Never be ‘away’ with your AIM bot
The problem: Some employers use IM clients to track their workers and ensure they’re keeping their noses to the grindstone
The trick: Create your own AIM bot with the Web site RunABot. An AIM bot is an automated chat robot that resembles any other AIM user, and — if you set it up well — it responds to messages like a real person. Once you register with RunABot, the site walks you through setting up your bare-bones bot; then it’s up to you to make your bot believable.
The effect: In the time it takes to customize your bot to fool your boss in all situations, you could probably finish several work projects and earn a few promotions.
Make a laptop thief regret it
The problem: Every time you leave your table at the bookstore for another cup of coffee, you’ve got to choose what to do with your laptop. You’ll be gone for only a few seconds, so lugging it with you is a pain. Still, the guy with a double espresso has been eyeing your gear since you sat down, and he looks like he could have sticky fingers.
The trick: Install an anti-theft program on your laptop that monitors unusual behavior when you’re away, setting off an alarm whenever it detects a possible theft. The freeware Windows application Laptop Alarm sounds an alarm whenever your laptop’s power cable is unplugged, the mouse is moved or the laptop is shut down.
Mac users should check out iAlertU, a freeware app that uses your MacBook’s built-in accelerometer to set off the alarm and snag a webcam picture whenever someone so much as moves your laptop. You can smoothly disable the alarm with your Apple remote like a proper car alarm.
The effect: Under the right circumstances, these applications can be enough to deter a thief from running off with your laptop. Neither application is foolproof, however: Don’t consider these apps as anything more than deterrents.
Spoof your caller ID
The problem: If you’re looking to make an old-fashioned prank call or simply surprise the person you’re calling, caller ID has ruined the fun.
The trick: Several caller ID spoofing services are available online that not only hide your number from the recipient’s caller ID, they also make the call appear to be coming from another phone number altogether. Even better, you decide what number you want to show up when you call. At SpoofCard, you can just give your number, the number you want to call, and the number you want to show up in the caller ID; SpoofCard takes care of rest.
The effect: SpoofCard was very easy to use, and it did exactly what it advertised. SpoofCard offers free trial calls, which is probably enough for most users.
Did they read your e-mail? When?
The problem: You send out an important e-mail message reminding your co-worker to bring copies of your PowerPoint presentation to the big meeting. You get there, and he doesn’t have them. His excuse: He never got your e-mail. Possible, but questionable; anyway, you want to know for sure.
The trick: Send messages you want to monitor through DidTheyReadIt. The Web site embeds a tiny image in each e-mail it sends. When the e-mail is opened, the recipient’s e-mail client, in many cases, will automatically send a request for the embedded image; when that request is made, DidTheyRead then knows that the e-mail was indeed opened, when it was opened, and for how long it was open.
The effect: If you really need to be sure that someone received a particular message, DidTheyReadIt works as advertised. The only catch: If the recipient’s e-mail client doesn’t automatically download embedded images, DidTheyReadIt’s tracking mechanism may not work.
Crack a Windows password
The problem: You lost your Windows password (or you want to discover someone else’s). Now you have no way to fully access your account without getting it back.
The trick: Download Ophcrack Live CD and burn it to a disc; then restart your computer and boot from the CD. Point Ophcrack at the hard drive where Windows is installed, and it’ll start cracking your Windows password.
The effect: The shorter and simpler the Windows password, the more quickly and easily Ophcrack will break it. But Ophcrack can crack only alphanumeric passwords. If the password contains other characters or symbols (like “@”), Ophcrack won’t do the job.

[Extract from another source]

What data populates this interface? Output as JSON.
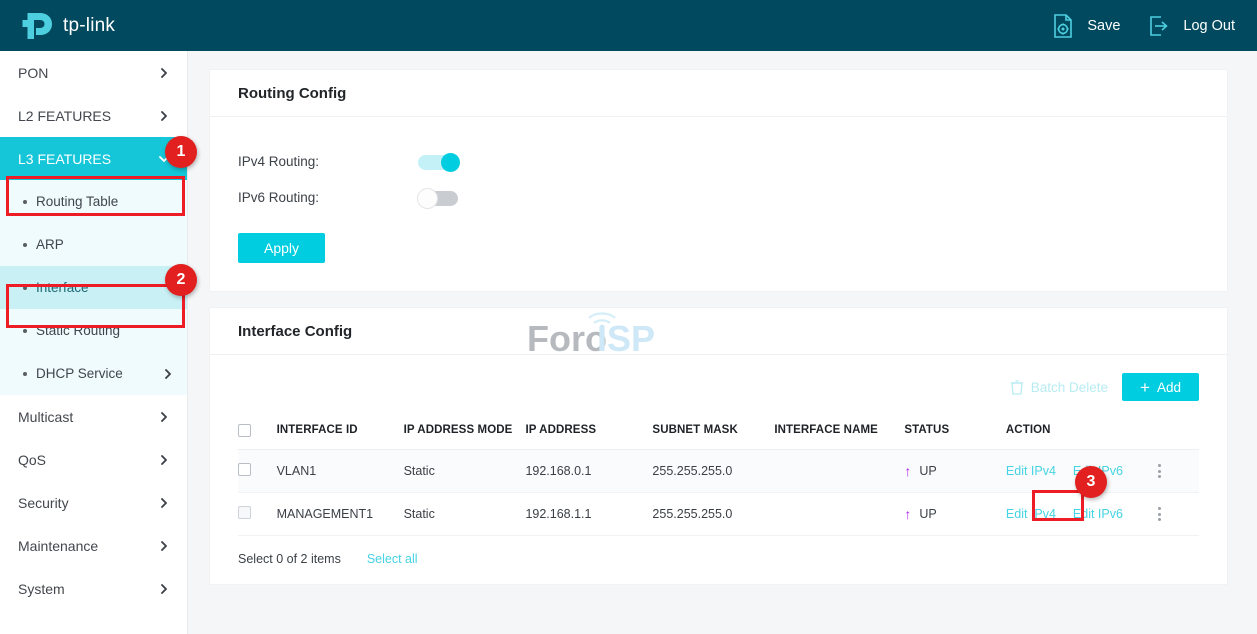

Read books on the D.L. at work
The problem: Whether or not you’ve got any work to do, most employers frown on cracking a book at your desk.
The trick: The Web site Read at Work is a full-screen Flash application that mimics a Windows desktop and serves up public-domain works in a format that resembles PowerPoint presentations. Classics by Twain, Fitzgerald, Dickinson and Tolstoy are all yours to read on company time.
The effectiveness: To the casual onlooker, Read at Work convincingly looks like a standard Windows XP window. Whether or not your boss will believe that the Oscar Wilde you’re reading is actually a PowerPoint presentation depends on your boss. And it helps if reading PowerPoint presentations is actually part of your job.

Say it with self-destructing e-mail
The problem: E-mail is forever. If you fire off an angry or ill-thought-out message, the recipient could hold onto it — and hold it against you — indefinitely.
The trick: Send a self-destructing e-mail message by going to the Web site DestructingMessage. Just specify how much time you want to give the recipient before the message implodes (15 seconds to five minutes), write your message, and send it.
The effect: DestructingMessage can send the e-mail anonymously, or you can send a link to the message yourself. Either way, the recipient has a limited time to read it before it’s gone for good. If the recipient is quick on her feet, though, she could grab a screen shot before it’s gone forever.

Go straight to voicemail
The problem: Everybody’s been there. You’d rather leave a voicemail than deal with a drawn-out phone conversation. Or you’re a coward with bad news to deliver.
The trick: SlyDial connects you directly with your contacts’ voicemail — whether they’ve got their phone turned on or not. Just dial 267-SLYDIAL, enter the number you want to leave a voicemail with, and then, when prompted, just leave your message.
The effect: SlyDial works exactly as advertised. Use SlyDial gratis as much as you want, but if you tire of the in-call advertising, premium plans get you to voicemail faster and ad-free. SlyDial voicemails, however, do not self-destruct — I guess they haven’t thought of that yet.
*Tips Tuesdays*

One thought on “9 Clever Web Tricks

  1. Marilyn

    Wow… use your power for good and not evil. Okay?Very useful stuff there but I'd hate for it to be in the hands of anybody who didn't like me.